### Exercise description
Return each line exactly, beginning with the one that has "What's the underlying" and finishing with the final line of the material. Drop any pictures.

### Data section

━━━━━━━━━━━━━━━━━━━━

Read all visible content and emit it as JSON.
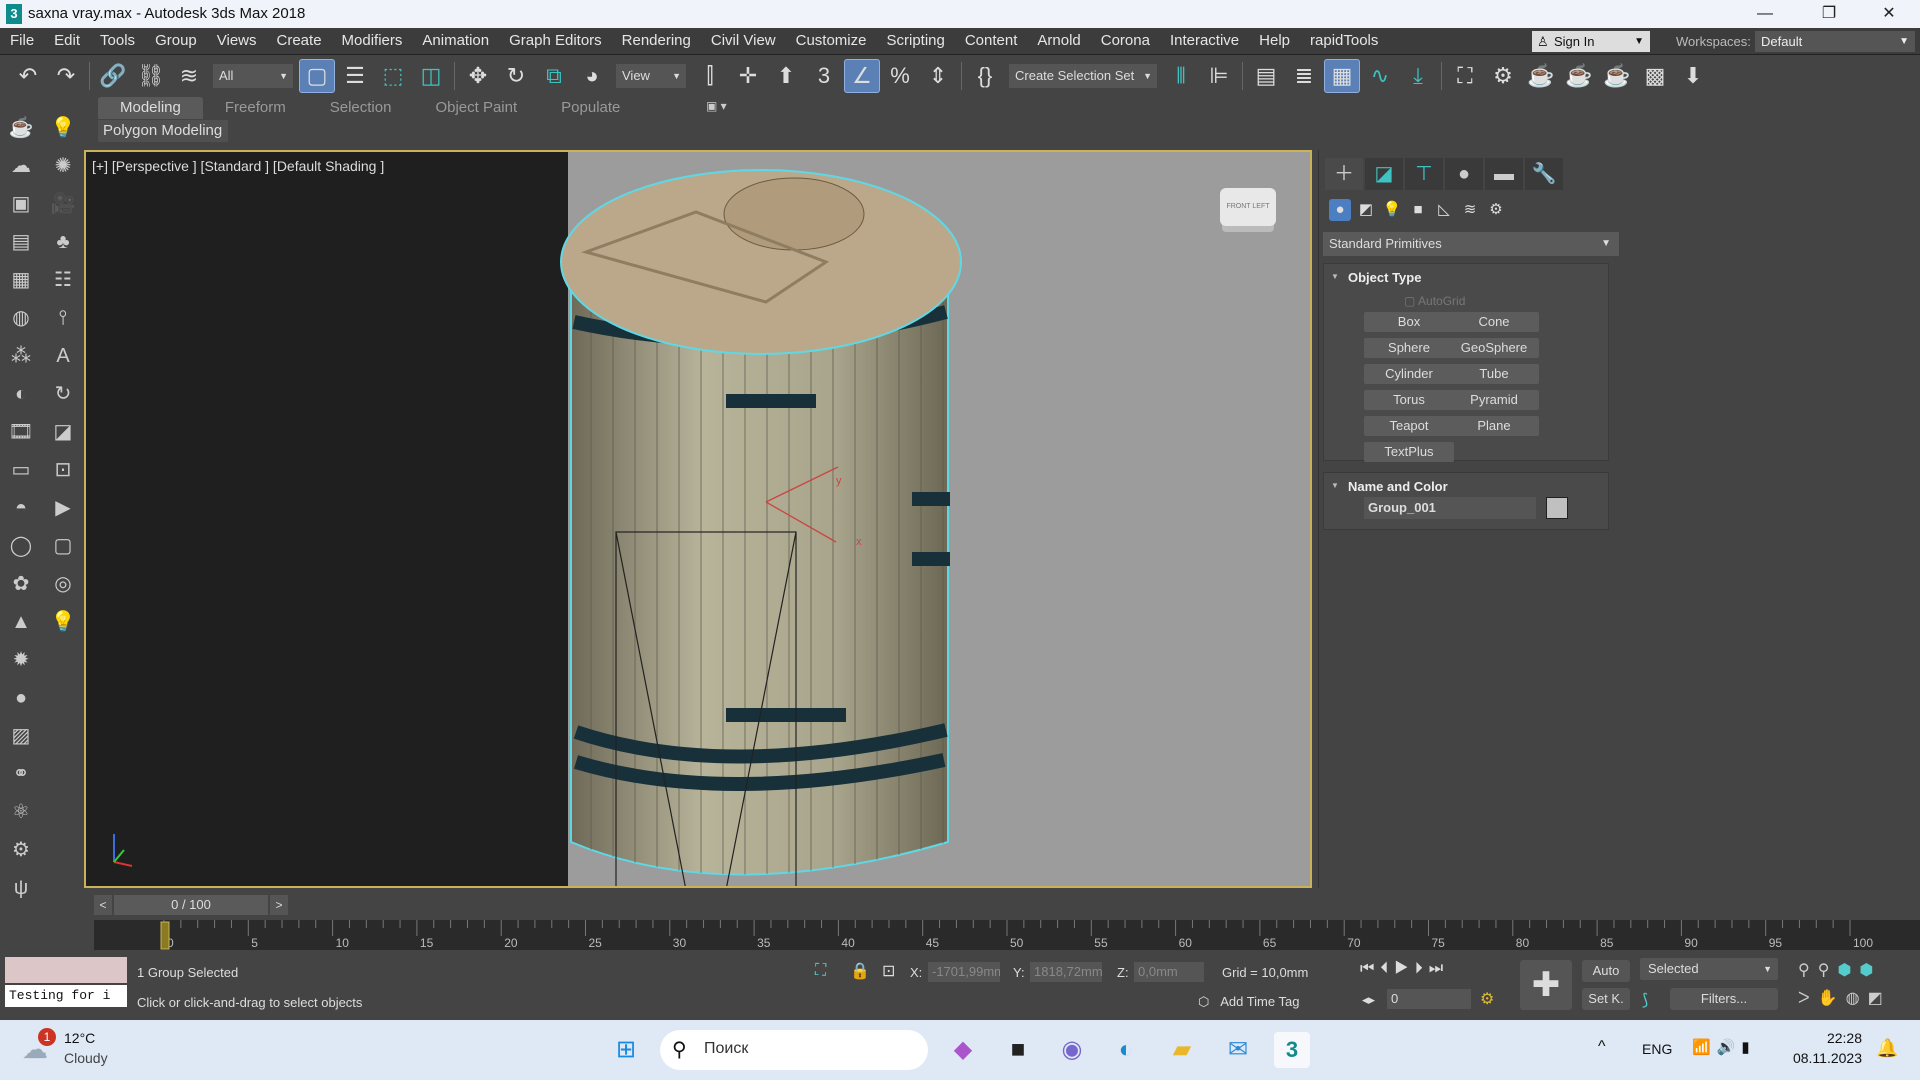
{
  "window": {
    "title": "saxna vray.max - Autodesk 3ds Max 2018",
    "app_icon": "3",
    "controls": [
      "—",
      "❐",
      "✕"
    ]
  },
  "menu": [
    "File",
    "Edit",
    "Tools",
    "Group",
    "Views",
    "Create",
    "Modifiers",
    "Animation",
    "Graph Editors",
    "Rendering",
    "Civil View",
    "Customize",
    "Scripting",
    "Content",
    "Arnold",
    "Corona",
    "Interactive",
    "Help",
    "rapidTools"
  ],
  "account": {
    "sign_in": "Sign In",
    "workspaces_label": "Workspaces:",
    "workspace": "Default"
  },
  "toolbar": {
    "selection_filter": "All",
    "ref_coord": "View",
    "selection_set": "Create Selection Set",
    "icons": [
      {
        "n": "undo-icon",
        "g": "↶"
      },
      {
        "n": "redo-icon",
        "g": "↷"
      },
      {
        "n": "sep"
      },
      {
        "n": "link-icon",
        "g": "🔗"
      },
      {
        "n": "unlink-icon",
        "g": "⛓"
      },
      {
        "n": "bind-spacewarp-icon",
        "g": "≋"
      },
      {
        "n": "filter"
      },
      {
        "n": "select-object-icon",
        "g": "▢",
        "a": 1
      },
      {
        "n": "select-by-name-icon",
        "g": "☰"
      },
      {
        "n": "rect-selection-icon",
        "g": "⬚",
        "t": 1
      },
      {
        "n": "window-crossing-icon",
        "g": "◫",
        "t": 1
      },
      {
        "n": "sep"
      },
      {
        "n": "move-icon",
        "g": "✥"
      },
      {
        "n": "rotate-icon",
        "g": "↻"
      },
      {
        "n": "scale-icon",
        "g": "⧉",
        "t": 1
      },
      {
        "n": "place-icon",
        "g": "◕"
      },
      {
        "n": "refcoord"
      },
      {
        "n": "pivot-icon",
        "g": "⫿"
      },
      {
        "n": "select-manipulate-icon",
        "g": "✛"
      },
      {
        "n": "keyboard-shortcut-icon",
        "g": "⬆"
      },
      {
        "n": "snaps-icon",
        "g": "3"
      },
      {
        "n": "angle-snap-icon",
        "g": "∠",
        "a": 1
      },
      {
        "n": "percent-snap-icon",
        "g": "%"
      },
      {
        "n": "spinner-snap-icon",
        "g": "⇕"
      },
      {
        "n": "sep"
      },
      {
        "n": "edit-named-sets-icon",
        "g": "{}"
      },
      {
        "n": "selset"
      },
      {
        "n": "mirror-icon",
        "g": "⫴",
        "t": 1
      },
      {
        "n": "align-icon",
        "g": "⊫"
      },
      {
        "n": "sep"
      },
      {
        "n": "scene-explorer-icon",
        "g": "▤"
      },
      {
        "n": "layer-explorer-icon",
        "g": "≣"
      },
      {
        "n": "ribbon-toggle-icon",
        "g": "▦",
        "a": 1
      },
      {
        "n": "curve-editor-icon",
        "g": "∿",
        "t": 1
      },
      {
        "n": "dope-sheet-icon",
        "g": "⤓",
        "t": 1
      },
      {
        "n": "sep"
      },
      {
        "n": "schematic-view-icon",
        "g": "⛶"
      },
      {
        "n": "material-editor-icon",
        "g": "⚙"
      },
      {
        "n": "render-setup-icon",
        "g": "☕",
        "t": 1
      },
      {
        "n": "rendered-frame-icon",
        "g": "☕"
      },
      {
        "n": "render-production-icon",
        "g": "☕",
        "t": 1
      },
      {
        "n": "render-cloud-icon",
        "g": "▩"
      },
      {
        "n": "render-extra-icon",
        "g": "⬇"
      }
    ]
  },
  "ribbon": {
    "tabs": [
      "Modeling",
      "Freeform",
      "Selection",
      "Object Paint",
      "Populate"
    ],
    "active": "Modeling",
    "panel": "Polygon Modeling"
  },
  "viewport": {
    "label": "[+] [Perspective ] [Standard ] [Default Shading ]",
    "viewcube": "FRONT LEFT"
  },
  "command_panel": {
    "category": "Standard Primitives",
    "object_type": {
      "title": "Object Type",
      "autogrid": "AutoGrid",
      "buttons": [
        "Box",
        "Cone",
        "Sphere",
        "GeoSphere",
        "Cylinder",
        "Tube",
        "Torus",
        "Pyramid",
        "Teapot",
        "Plane",
        "TextPlus"
      ]
    },
    "name_color": {
      "title": "Name and Color",
      "name": "Group_001",
      "color": "#c0c0c0"
    }
  },
  "timeline": {
    "frame": "0 / 100",
    "prev": "<",
    "next": ">",
    "current": 0,
    "end": 100,
    "labels": [
      0,
      5,
      10,
      15,
      20,
      25,
      30,
      35,
      40,
      45,
      50,
      55,
      60,
      65,
      70,
      75,
      80,
      85,
      90,
      95,
      100
    ]
  },
  "status": {
    "maxscript": "Testing for i",
    "selection": "1 Group Selected",
    "prompt": "Click or click-and-drag to select objects",
    "x_label": "X:",
    "x": "-1701,99mm",
    "y_label": "Y:",
    "y": "1818,72mm",
    "z_label": "Z:",
    "z": "0,0mm",
    "grid": "Grid = 10,0mm",
    "add_time_tag": "Add Time Tag",
    "frame_field": "0",
    "auto": "Auto",
    "set_key": "Set K.",
    "key_filter": "Selected",
    "filters": "Filters..."
  },
  "taskbar": {
    "weather_temp": "12°C",
    "weather_desc": "Cloudy",
    "weather_badge": "1",
    "search_placeholder": "Поиск",
    "lang": "ENG",
    "time": "22:28",
    "date": "08.11.2023"
  }
}
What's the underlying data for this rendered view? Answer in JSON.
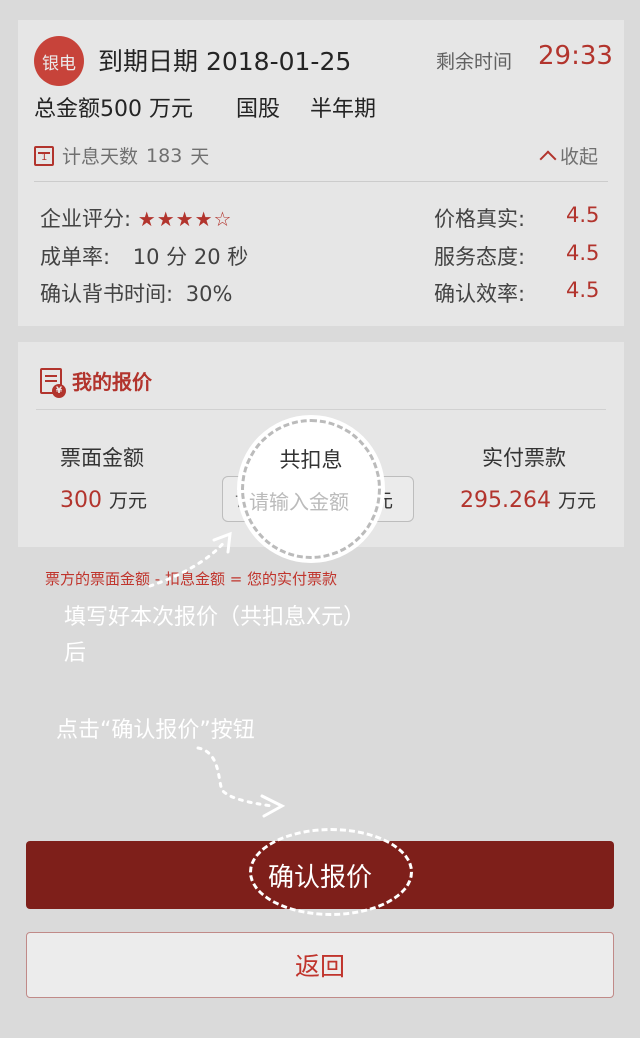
{
  "bill": {
    "bank_badge": "银电",
    "due_label": "到期日期",
    "due_date": "2018-01-25",
    "remain_label": "剩余时间",
    "remain_value": "29:33",
    "amount_label": "总金额",
    "amount_value": "500",
    "amount_unit": "万元",
    "tag1": "国股",
    "tag2": "半年期",
    "days_label": "计息天数",
    "days_value": "183",
    "days_unit": "天",
    "collapse_label": "收起"
  },
  "stats": {
    "rating_label": "企业评分:",
    "rating_stars": 4,
    "rating_max": 5,
    "rate_label": "成单率:",
    "rate_value": "10 分 20 秒",
    "endorse_label": "确认背书时间:",
    "endorse_value": "30%",
    "price_label": "价格真实:",
    "price_value": "4.5",
    "service_label": "服务态度:",
    "service_value": "4.5",
    "efficiency_label": "确认效率:",
    "efficiency_value": "4.5"
  },
  "quote": {
    "title": "我的报价",
    "face_header": "票面金额",
    "interest_header": "共扣息",
    "pay_header": "实付票款",
    "face_value": "300",
    "face_unit": "万元",
    "input_placeholder": "请输入金额",
    "input_unit": "元",
    "pay_value": "295.264",
    "pay_unit": "万元",
    "formula": "票方的票面金额 - 扣息金额 = 您的实付票款"
  },
  "guide": {
    "hint1": "填写好本次报价（共扣息X元）后",
    "hint2": "点击“确认报价”按钮"
  },
  "buttons": {
    "confirm": "确认报价",
    "back": "返回"
  },
  "colors": {
    "accent": "#c0342c",
    "confirm_bg": "#7e1f1a"
  }
}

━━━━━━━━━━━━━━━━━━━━

### Response to this task
What's the underlying data for this rendered view? Answer in JSON.
{
  "bill": {
    "bank_badge": "银电",
    "due_label": "到期日期",
    "due_date": "2018-01-25",
    "remain_label": "剩余时间",
    "remain_value": "29:33",
    "amount_label": "总金额",
    "amount_value": "500",
    "amount_unit": "万元",
    "tag1": "国股",
    "tag2": "半年期",
    "days_label": "计息天数",
    "days_value": "183",
    "days_unit": "天",
    "collapse_label": "收起"
  },
  "stats": {
    "rating_label": "企业评分:",
    "rating_stars": 4,
    "rating_max": 5,
    "rate_label": "成单率:",
    "rate_value": "10 分 20 秒",
    "endorse_label": "确认背书时间:",
    "endorse_value": "30%",
    "price_label": "价格真实:",
    "price_value": "4.5",
    "service_label": "服务态度:",
    "service_value": "4.5",
    "efficiency_label": "确认效率:",
    "efficiency_value": "4.5"
  },
  "quote": {
    "title": "我的报价",
    "face_header": "票面金额",
    "interest_header": "共扣息",
    "pay_header": "实付票款",
    "face_value": "300",
    "face_unit": "万元",
    "input_placeholder": "请输入金额",
    "input_unit": "元",
    "pay_value": "295.264",
    "pay_unit": "万元",
    "formula": "票方的票面金额 - 扣息金额 = 您的实付票款"
  },
  "guide": {
    "hint1": "填写好本次报价（共扣息X元）后",
    "hint2": "点击“确认报价”按钮"
  },
  "buttons": {
    "confirm": "确认报价",
    "back": "返回"
  },
  "colors": {
    "accent": "#c0342c",
    "confirm_bg": "#7e1f1a"
  }
}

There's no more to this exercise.